THE SPARK: Shares of several insurers also slipped last month after the Centers for Medicare and Medicaid Services said it expects costs per person for Medicare Advantage plans to fall more than 2 percent in 2014. The government uses this figure as a benchmark to determine payments for the plans, which are administered by insurers.
Analysts and some insurers had expected that benchmark rate to be flat or nearly so. They said the decrease may translate into a rate drop of 7 percent or more in 2014, considering that the plans also will face other pressures. That includes a premium tax that will help fund the health care overhaul, which will expand next year to help millions of people get insurance coverage.
Many expect government to soften any potential rate cuts before final figures are announced on April 1.
THE BIG PICTURE: Medicare Advantage plans are privately run versions of the federally funded Medicare program for the elderly and disabled people, and the coverage represents a fast-growing market segment for insurers. These plans come with extra benefits like dental or vision coverage or premiums lower than standard Medicare rates.
Insurers offer hundreds of Medicare Advantage plans around the country, all with their own sets of variables like different deductibles, premiums and co-insurance. More than 13 million people were enrolled in Medicare Advantage plans last year, or about 27 percent of the Medicare population, according to the Kaiser Family Foundation.
Humana and UnitedHealth Group Inc. are the two largest Medicare Advantage providers.
THE ANALYSIS: Susquehanna analyst Chris Rigg lowered his rating on the shares to "Neutral" from "Positive."
He said in a Friday research note he remains bullish on the stock and Medicare Advantage plans in the long term, but Humana shares could fall or rise significantly depending on the final rates, which he expects to be slightly better than what was proposed in February.

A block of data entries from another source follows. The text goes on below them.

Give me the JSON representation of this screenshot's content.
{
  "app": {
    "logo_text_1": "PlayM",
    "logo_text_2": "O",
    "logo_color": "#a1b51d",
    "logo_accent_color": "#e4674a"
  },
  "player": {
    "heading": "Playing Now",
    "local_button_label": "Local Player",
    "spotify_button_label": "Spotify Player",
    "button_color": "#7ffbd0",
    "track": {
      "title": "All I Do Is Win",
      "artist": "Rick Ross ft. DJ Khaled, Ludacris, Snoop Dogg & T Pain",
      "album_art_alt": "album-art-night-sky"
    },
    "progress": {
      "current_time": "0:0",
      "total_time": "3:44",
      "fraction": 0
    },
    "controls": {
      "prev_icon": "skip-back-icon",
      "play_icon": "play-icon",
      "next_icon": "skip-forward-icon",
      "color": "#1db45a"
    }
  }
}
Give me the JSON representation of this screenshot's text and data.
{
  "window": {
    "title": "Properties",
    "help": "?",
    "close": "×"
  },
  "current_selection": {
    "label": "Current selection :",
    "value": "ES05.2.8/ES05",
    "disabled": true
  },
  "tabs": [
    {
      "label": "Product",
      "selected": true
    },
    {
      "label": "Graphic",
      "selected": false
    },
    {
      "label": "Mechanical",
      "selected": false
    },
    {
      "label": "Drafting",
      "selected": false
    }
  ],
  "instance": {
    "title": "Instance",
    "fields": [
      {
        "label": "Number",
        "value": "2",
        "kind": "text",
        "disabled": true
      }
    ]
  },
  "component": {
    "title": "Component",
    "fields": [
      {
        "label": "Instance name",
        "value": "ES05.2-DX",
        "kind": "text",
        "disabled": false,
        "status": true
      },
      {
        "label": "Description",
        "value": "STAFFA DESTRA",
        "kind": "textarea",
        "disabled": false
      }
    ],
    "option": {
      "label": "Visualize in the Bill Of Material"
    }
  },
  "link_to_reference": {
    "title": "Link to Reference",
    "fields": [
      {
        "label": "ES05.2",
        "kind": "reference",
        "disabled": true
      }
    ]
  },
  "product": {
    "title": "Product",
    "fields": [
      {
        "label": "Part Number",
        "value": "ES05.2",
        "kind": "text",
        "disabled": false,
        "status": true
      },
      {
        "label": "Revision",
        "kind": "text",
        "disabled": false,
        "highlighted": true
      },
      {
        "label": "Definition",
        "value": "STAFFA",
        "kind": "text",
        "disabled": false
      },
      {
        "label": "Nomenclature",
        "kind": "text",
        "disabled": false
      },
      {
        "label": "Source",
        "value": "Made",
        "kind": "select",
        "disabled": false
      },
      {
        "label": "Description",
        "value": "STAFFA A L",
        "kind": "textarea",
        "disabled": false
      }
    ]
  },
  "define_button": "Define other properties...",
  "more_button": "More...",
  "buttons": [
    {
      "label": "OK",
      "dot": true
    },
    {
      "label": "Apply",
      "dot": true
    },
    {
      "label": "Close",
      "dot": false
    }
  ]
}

"We are moving to the sidelines and we are reducing our price target to $74 (from $85) given this potential volatility," he said.
Rigg also noted that Humana's Medicare Advantage membership is skewed toward preferred provider organization plans, which can yield thinner profit margins than health maintenance organizations. They could wind up more at risk to cuts from CMS. That means Humana may have to dramatically raise premiums, cut benefits or leave markets that are no longer profitable if the cuts wind up being severe.
SHARE ACTION: Down 2.2 percent, or $1.48, to $66.88 Friday afternoon, while broader trading indexes climbed slightly. Humana shares have fallen about 14 percent since the CMS announcement last month.